They are demanding that no information is provided in the framework of the swap deal about four Iranian diplomats without furthering the search of their close ones, as promised.
Dalia Ravizada, whose father Nuriel disappeared while most likely trying to cross the border to Pakistan on his way to Israel, told Ynet that, “twelve years have passed and we still know nothing about my father.”
He and 11 other Jews throughout the years 1994-1997 simply vanished while assumedly trying to cross a dangerous escape path with the help of smugglers. “It is like the earth swallowed them whole. The government promised to deal with this, but nothing is happening,” said Ravizada.
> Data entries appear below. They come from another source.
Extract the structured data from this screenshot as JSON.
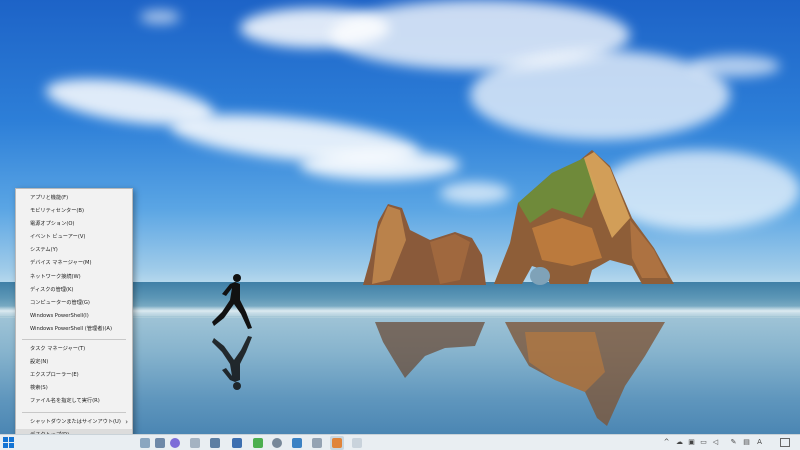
{
  "menu": {
    "items": [
      {
        "label": "アプリと機能(F)"
      },
      {
        "label": "モビリティセンター(B)"
      },
      {
        "label": "電源オプション(O)"
      },
      {
        "label": "イベント ビューアー(V)"
      },
      {
        "label": "システム(Y)"
      },
      {
        "label": "デバイス マネージャー(M)"
      },
      {
        "label": "ネットワーク接続(W)"
      },
      {
        "label": "ディスクの管理(K)"
      },
      {
        "label": "コンピューターの管理(G)"
      },
      {
        "label": "Windows PowerShell(I)"
      },
      {
        "label": "Windows PowerShell (管理者)(A)"
      },
      {
        "label": "タスク マネージャー(T)"
      },
      {
        "label": "設定(N)"
      },
      {
        "label": "エクスプローラー(E)"
      },
      {
        "label": "検索(S)"
      },
      {
        "label": "ファイル名を指定して実行(R)"
      },
      {
        "label": "シャットダウンまたはサインアウト(U)"
      },
      {
        "label": "デスクトップ(D)"
      }
    ]
  },
  "icons": {
    "start": "windows-start-icon",
    "tray": [
      "chevron-up-icon",
      "onedrive-icon",
      "printer-icon",
      "network-icon",
      "volume-icon",
      "pen-icon",
      "keyboard-icon",
      "ime-icon"
    ],
    "notifications": "notification-icon"
  },
  "colors": {
    "menu_bg": "#f2f2f2",
    "menu_highlight": "#dcdcdc",
    "taskbar_bg": "#e9eef2",
    "accent": "#1474d4"
  }
}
All attempts to locate them have failed.
In 2004, when the media continually reported the actualization of the second stage of the previous agreement with Hizbullah which was to include the release of Samir Kuntar, the families appealed to the High Court against the deal.
The appeal was postponed but the government promised to continue making an effort to receive information regarding their fate. Since then, the families say they have been left in the dark.
“The missing Jews in Iran tried making Aliyah to Israel with the encouragement and assistance of the Israeli government and this is why it is the government’s obligation to do everything possible in order to attain reliable and substantial information that will put an end to these families’ suffering,” said attorney Nitzana Darshan-Leitner, who is representing the families.
‘Only High Court can help us’The case has been silenced for many years and in the past, the family members were told that it is preferable to remain quiet as to not endanger those missing or to harm the chance of attaining information.
However, at the beginning of the decade, they realized that if they don’t talk, nothing will happen. “If we would have gone to the media to begin with, we wouldn’t be discussing 12 missing people today,” said Dariush Salari, brother of Kamran Salari a few years ago to Yedioth Ahronoth.
As part of the current deal, the Israeli government agreed to convey information via the UN, concerning the fate of the Iranian diplomats who disappeared in Beirut during the Lebanon War. “It is our last bargaining chip and we have to find a solution,” said Daliya Ravizada, “no one is responding to our demands and we have no one to turn to anymore – only the High Court can help us.”
Before the government’s decision on Sunday, the family members said that they sent an urgent letter to Prime Minister Ehud Olmert demanding he does not pass any information on concerning the status of the Iranian diplomats.
“I understand their pain and it is exactly like mine,” said Ravizada referring to the families of kidnapped soldiers Eldad Regev and Ehud Goldwasser. She also discussed the similar uncertainty regarding her father.
“As long as no body was seen, I believe that he and the others are alive and even if they aren’t, it is not a reason to stop contending with the situation. My father also placed his life in Israel’s hands,” she said.
Attorney Darshan-Leitner emphasized that “we are not appealing against the exchange deal itself. Our hearts, just like the hearts of the whole Israeli nation are with the families of the missing and kidnapped, but the 12 families received a binding promise from the Israeli government. If information is passed on to Iran, as noted, the families’ basic rights will clearly be violated,” she said.
The Prime Minister’s Office said that they will respond to the claims at the High Court.